Crypto investments help the ecosystem grow, but the FSB believes an uncontrolled apetite for these technologies could have serious implications.
According to The Financial Stability Board, the growing appetite of large institutions and VC firms for cryptocurrency exposure could prove counterproductive not only for said financial giants but for the entire world.
The watchdog called for exercising greater control over operations that involve significant money investments to avoid a potential financial crisis on a global scale.
The Global Financial Stability Could Be At Risk
In a report published on Wednesday, February 16, 2021, the FSB explained that essential precautions should be taken to ensure the stability of the international financial system in the face of the risks of massive investments in fast-growing technologies with little guarantee of long-term success, such as cryptocurrencies.
“If financial institutions continue to become more involved in crypto-asset markets, this could affect their balance sheets and liquidity in unexpected ways… If the current trajectory of growth in scale and interconnectedness of crypto-assets to these institutions were to continue, this could have implications for global financial stability,”
The FSB notes that despite the accelerated growth of cryptocurrencies, they do not actually account for a significant portion of the money being moved in traditional financial markets. However, they recognize that should the growth rate that has been seen so far persist, there could be a major shift in the conventional financial system – which would, in turn, have severe implications for global financial stability.
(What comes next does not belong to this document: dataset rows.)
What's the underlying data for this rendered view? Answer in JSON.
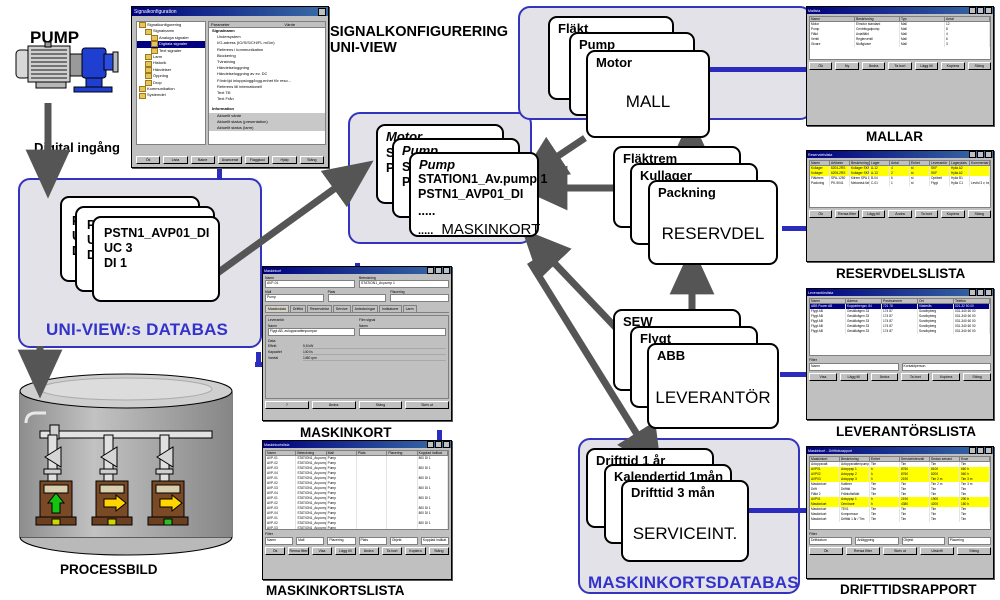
{
  "diagram": {
    "title_signal_config": "SIGNALKONFIGURERING",
    "title_signal_config2": "UNI-VIEW",
    "pump_label": "PUMP",
    "digital_input_label": "Digital ingång",
    "uniview_db_title": "UNI-VIEW:s DATABAS",
    "maskinkort_db_title": "MASKINKORTSDATABAS",
    "processbild_caption": "PROCESSBILD"
  },
  "signal_config_dialog": {
    "title": "Signalkonfiguration",
    "tree": [
      "Signalkonfigurering",
      "Signalnamn",
      "Analoga signaler",
      "Digitala signaler",
      "Text signaler",
      "Larm",
      "Historik",
      "Händelser",
      "Öppning",
      "Drop",
      "Kommunikation",
      "Systemdel"
    ],
    "tree_selected": "Digitala signaler",
    "columns": [
      "Parameter",
      "Värde"
    ],
    "parameters": [
      "Signalnamn",
      "Undersystem",
      "I/O-adress (IO/S/S/CH/FL mGm)",
      "Referens i kommunikation",
      "Blockering",
      "Tvinstning",
      "Händelseloggning",
      "Händelseloggning av ev. DC",
      "Fördröjd inloppslogg/logg.enhet för reso...",
      "Referens till internationell",
      "Text Till",
      "Text Från"
    ],
    "info_header": "Information",
    "info_rows": [
      "Aktuellt värde",
      "Aktuellt status (presentation)",
      "Aktuellt status (larm)"
    ],
    "buttons": [
      "Ök",
      "Lista",
      "Bakre",
      "Avancerat",
      "Flaggkod",
      "Hjälp",
      "Stäng"
    ]
  },
  "uniview_db_cards": [
    {
      "line1": "PSTN1_AVP03_DI",
      "line2": "UC 3",
      "line3": "DI 1"
    },
    {
      "line1": "PSTN1_AVP02_DI",
      "line2": "UC 3",
      "line3": "DI 1"
    },
    {
      "line1": "PSTN1_AVP01_DI",
      "line2": "UC 3",
      "line3": "DI 1"
    }
  ],
  "maskinkort_cards": {
    "titles": [
      "Motor",
      "Pump",
      "Pump"
    ],
    "front": {
      "title": "Pump",
      "line1": "STATION1_Av.pump 1",
      "line2": "PSTN1_AVP01_DI",
      "dots1": ".....",
      "big": "MASKINKORT",
      "dots2": "....."
    },
    "back_lines": [
      "ST",
      "PS"
    ]
  },
  "mall_cards": {
    "titles": [
      "Fläkt",
      "Pump",
      "Motor"
    ],
    "big": "MALL"
  },
  "reservdel_cards": {
    "titles": [
      "Fläktrem",
      "Kullager",
      "Packning"
    ],
    "big": "RESERVDEL"
  },
  "leverantor_cards": {
    "titles": [
      "SEW",
      "Flygt",
      "ABB"
    ],
    "big": "LEVERANTÖR"
  },
  "serviceint_cards": {
    "titles": [
      "Drifttid 1 år",
      "Kalendertid 1mån",
      "Drifttid 3 mån"
    ],
    "big": "SERVICEINT."
  },
  "windows": {
    "mallar": {
      "caption": "MALLAR",
      "title": "Mallista",
      "columns": [
        "Namn",
        "Beskrivning",
        "Typ",
        "Antal"
      ],
      "rows": [
        [
          "Motor",
          "Elmotor standard",
          "Mall",
          "12"
        ],
        [
          "Pump",
          "Centrifugalpump",
          "Mall",
          "8"
        ],
        [
          "Fläkt",
          "Axialfläkt",
          "Mall",
          "4"
        ],
        [
          "Ventil",
          "Reglerventil",
          "Mall",
          "6"
        ],
        [
          "Givare",
          "Nivågivare",
          "Mall",
          "3"
        ]
      ],
      "buttons": [
        "Ök",
        "Ny",
        "Ändra",
        "Ta bort",
        "Lägg till",
        "Kopiera",
        "Stäng"
      ]
    },
    "reservdelslista": {
      "caption": "RESERVDELSLISTA",
      "title": "Reservdelslista",
      "columns": [
        "Namn",
        "Artikelnr",
        "Beskrivning",
        "Lager",
        "Antal",
        "Enhet",
        "Leverantör",
        "Lagerplats",
        "Kommentar"
      ],
      "rows": [
        {
          "cells": [
            "Kullager",
            "6204-2RS",
            "Kullager SKF 6204",
            "A-12",
            "4",
            "st",
            "SKF",
            "Hylla A2",
            ""
          ],
          "highlight": "yellow"
        },
        {
          "cells": [
            "Kullager",
            "6205-2RS",
            "Kullager SKF 6205",
            "A-13",
            "2",
            "st",
            "SKF",
            "Hylla A2",
            ""
          ],
          "highlight": "yellow"
        },
        {
          "cells": [
            "Fläktrem",
            "SPA-1250",
            "Kilrem SPA 1250",
            "B-04",
            "6",
            "st",
            "Optibelt",
            "Hylla B1",
            ""
          ],
          "highlight": "none"
        },
        {
          "cells": [
            "Packning",
            "PK-9041",
            "Mekanisk tätning",
            "C-01",
            "1",
            "st",
            "Flygt",
            "Hylla C1",
            "Levtid 3 v, beställd"
          ],
          "highlight": "none"
        }
      ],
      "filter_label": "Filter",
      "buttons": [
        "Ök",
        "Rensa filter",
        "Lägg till",
        "Ändra",
        "Ta bort",
        "Kopiera",
        "Stäng"
      ]
    },
    "leverantorslista": {
      "caption": "LEVERANTÖRSLISTA",
      "title": "Leverantörslista",
      "columns": [
        "Namn",
        "Adress",
        "Postnummer",
        "Ort",
        "Telefon"
      ],
      "rows": [
        {
          "cells": [
            "ABB Power AB",
            "Kopparbergsv. 84",
            "721 78",
            "Västerås",
            "021-32 50 00"
          ],
          "selected": true
        },
        {
          "cells": [
            "Flygt AB",
            "Gesällvägen 33",
            "174 87",
            "Sundbyberg",
            "031-340 60 00"
          ],
          "selected": false
        },
        {
          "cells": [
            "Flygt AB",
            "Gesällvägen 33",
            "174 87",
            "Sundbyberg",
            "031-340 60 00"
          ],
          "selected": false
        },
        {
          "cells": [
            "Flygt AB",
            "Gesällvägen 33",
            "174 87",
            "Sundbyberg",
            "031-340 60 00"
          ],
          "selected": false
        },
        {
          "cells": [
            "Flygt AB",
            "Gesällvägen 33",
            "174 87",
            "Sundbyberg",
            "031-340 60 00"
          ],
          "selected": false
        },
        {
          "cells": [
            "Flygt AB",
            "Gesällvägen 33",
            "174 87",
            "Sundbyberg",
            "031-340 60 00"
          ],
          "selected": false
        }
      ],
      "filter_label": "Filter",
      "filter_fields": [
        "Namn",
        "Kontaktperson"
      ],
      "buttons": [
        "Visa",
        "Lägg till",
        "Ändra",
        "Ta bort",
        "Kopiera",
        "Stäng"
      ]
    },
    "drifttidsrapport": {
      "caption": "DRIFTTIDSRAPPORT",
      "title": "Maskinkort - Drifttidsrapport",
      "columns": [
        "Maskinkort",
        "Beskrivning",
        "Enhet",
        "Serviceintervall",
        "Sedan senast",
        "Kvar"
      ],
      "rows": [
        {
          "cells": [
            "Avloppsvatt",
            "Avloppsvattenpump",
            "Tim",
            "Tim",
            "Tim",
            "Tim"
          ],
          "highlight": "none"
        },
        {
          "cells": [
            "AVP01",
            "Avloppsp 1",
            "h",
            "8760",
            "8100",
            "660 h"
          ],
          "highlight": "yellow"
        },
        {
          "cells": [
            "AVP02",
            "Avloppsp 2",
            "h",
            "8760",
            "8200",
            "560 h"
          ],
          "highlight": "yellow"
        },
        {
          "cells": [
            "AVP03",
            "Avloppsp 3",
            "h",
            "2190",
            "Tim 2 m",
            "Tim 3 m"
          ],
          "highlight": "yellow"
        },
        {
          "cells": [
            "Maskinkort",
            "Kalibrer",
            "Tim",
            "Tim",
            "Tim 2 m",
            "Tim 3 m"
          ],
          "highlight": "none"
        },
        {
          "cells": [
            "Drift",
            "Drifttid",
            "Tim",
            "Tim",
            "Tim",
            "Tim"
          ],
          "highlight": "none"
        },
        {
          "cells": [
            "Fläkt 2",
            "Frånluftsfläkt",
            "Tim",
            "Tim",
            "Tim",
            "Tim"
          ],
          "highlight": "none"
        },
        {
          "cells": [
            "AVP01",
            "Avloppsp 1",
            "h",
            "2190",
            "1900",
            "290 h"
          ],
          "highlight": "yellow"
        },
        {
          "cells": [
            "Maskinkort",
            "Omrörare",
            "h",
            "4380",
            "4200",
            "180 h"
          ],
          "highlight": "yellow"
        },
        {
          "cells": [
            "Maskinkort",
            "TE01",
            "Tim",
            "Tim",
            "Tim",
            "Tim"
          ],
          "highlight": "none"
        },
        {
          "cells": [
            "Maskinkort",
            "Kompressor",
            "Tim",
            "Tim",
            "Tim",
            "Tim"
          ],
          "highlight": "none"
        },
        {
          "cells": [
            "Maskinkort",
            "Drifttid 1 år / Tim",
            "Tim",
            "Tim",
            "Tim",
            "Tim"
          ],
          "highlight": "none"
        }
      ],
      "filter_label": "Filter",
      "filter_fields": [
        "Driftdatum",
        "Anläggning",
        "Objekt",
        "Placering"
      ],
      "buttons": [
        "Ök",
        "Rensa filter",
        "Skriv ut",
        "Utskrift",
        "Stäng"
      ]
    },
    "maskinkort": {
      "caption": "MASKINKORT",
      "title": "Maskinkort",
      "field_labels": [
        "Namn",
        "Beteckning",
        "Mall",
        "Plats",
        "Placering"
      ],
      "field_values": [
        "AVP-01",
        "STATION1_Av.pump 1",
        "Pump",
        "",
        ""
      ],
      "tabs": [
        "Maskindata",
        "Drifttid",
        "Reservdelar",
        "Service",
        "Anteckningar",
        "Indikatorer",
        "Larm"
      ],
      "active_tab": "Maskindata",
      "section_left": "Leverantör",
      "section_right": "Film signal",
      "left_field_label": "Namn",
      "left_field_value": "Flygt AB, avloppsvattenpumpar",
      "right_field_label": "Namn",
      "data_header": "Data",
      "data_rows": [
        {
          "label": "Effekt",
          "value": "5,5 kW"
        },
        {
          "label": "Kapacitet",
          "value": "140 l/s"
        },
        {
          "label": "Varvtal",
          "value": "1450 rpm"
        }
      ],
      "buttons": [
        "?",
        "Ändra",
        "Stäng",
        "Skriv ut"
      ]
    },
    "maskinkortslista": {
      "caption": "MASKINKORTSLISTA",
      "title": "Maskinkortslista",
      "columns": [
        "Namn",
        "Beteckning",
        "Mall",
        "Plats",
        "Placering",
        "Kopplad indikat."
      ],
      "rows": [
        [
          "AVP-01",
          "STATION1_Av.pump 1",
          "Pump",
          "",
          "",
          "800 DI 1"
        ],
        [
          "AVP-02",
          "STATION1_Av.pump 2",
          "Pump",
          "",
          "",
          ""
        ],
        [
          "AVP-03",
          "STATION1_Av.pump 3",
          "Pump",
          "",
          "",
          "800 DI 1"
        ],
        [
          "AVP-04",
          "STATION1_Av.pump 4",
          "Pump",
          "",
          "",
          ""
        ],
        [
          "AVP-01",
          "STATION1_Av.pump 1",
          "Pump",
          "",
          "",
          "800 DI 1"
        ],
        [
          "AVP-02",
          "STATION1_Av.pump 2",
          "Pump",
          "",
          "",
          ""
        ],
        [
          "AVP-03",
          "STATION1_Av.pump 3",
          "Pump",
          "",
          "",
          "800 DI 1"
        ],
        [
          "AVP-04",
          "STATION1_Av.pump 4",
          "Pump",
          "",
          "",
          ""
        ],
        [
          "AVP-01",
          "STATION1_Av.pump 1",
          "Pump",
          "",
          "",
          "800 DI 1"
        ],
        [
          "AVP-02",
          "STATION1_Av.pump 2",
          "Pump",
          "",
          "",
          ""
        ],
        [
          "AVP-03",
          "STATION1_Av.pump 3",
          "Pump",
          "",
          "",
          "800 DI 1"
        ],
        [
          "AVP-04",
          "STATION1_Av.pump 4",
          "Pump",
          "",
          "",
          "800 DI 1"
        ],
        [
          "AVP-01",
          "STATION1_Av.pump 1",
          "Pump",
          "",
          "",
          ""
        ],
        [
          "AVP-02",
          "STATION1_Av.pump 2",
          "Pump",
          "",
          "",
          "800 DI 1"
        ],
        [
          "AVP-03",
          "STATION1_Av.pump 3",
          "Pump",
          "",
          "",
          ""
        ]
      ],
      "filter_label": "Filter",
      "filter_fields": [
        "Namn",
        "Mall",
        "Placering",
        "Plats",
        "Objekt",
        "Kopplad indikat."
      ],
      "buttons": [
        "Ök",
        "Rensa filter",
        "Visa",
        "Lägg till",
        "Ändra",
        "Ta bort",
        "Kopiera",
        "Stäng"
      ]
    }
  },
  "colors": {
    "group_border": "#3333bb",
    "group_fill": "#e2e2e8",
    "group_title": "#3333cc",
    "arrow": "#555555",
    "blue_connector": "#2b2bbe",
    "highlight_yellow": "#ffff00",
    "selection_blue": "#000080"
  }
}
Contrary to what many might point out, the FSB mentions that the industry is full of players who don’t really understand how cryptocurrencies work and points to the increase in money laundering, ransomware, and cybercrime as concerns. But in general terms, the report focuses on other risks and vulnerabilities more related to the market aspect, such as liquidity mismatch, unbacked stablecoins,increased use of leverage, and the opacity of regulatory oversight.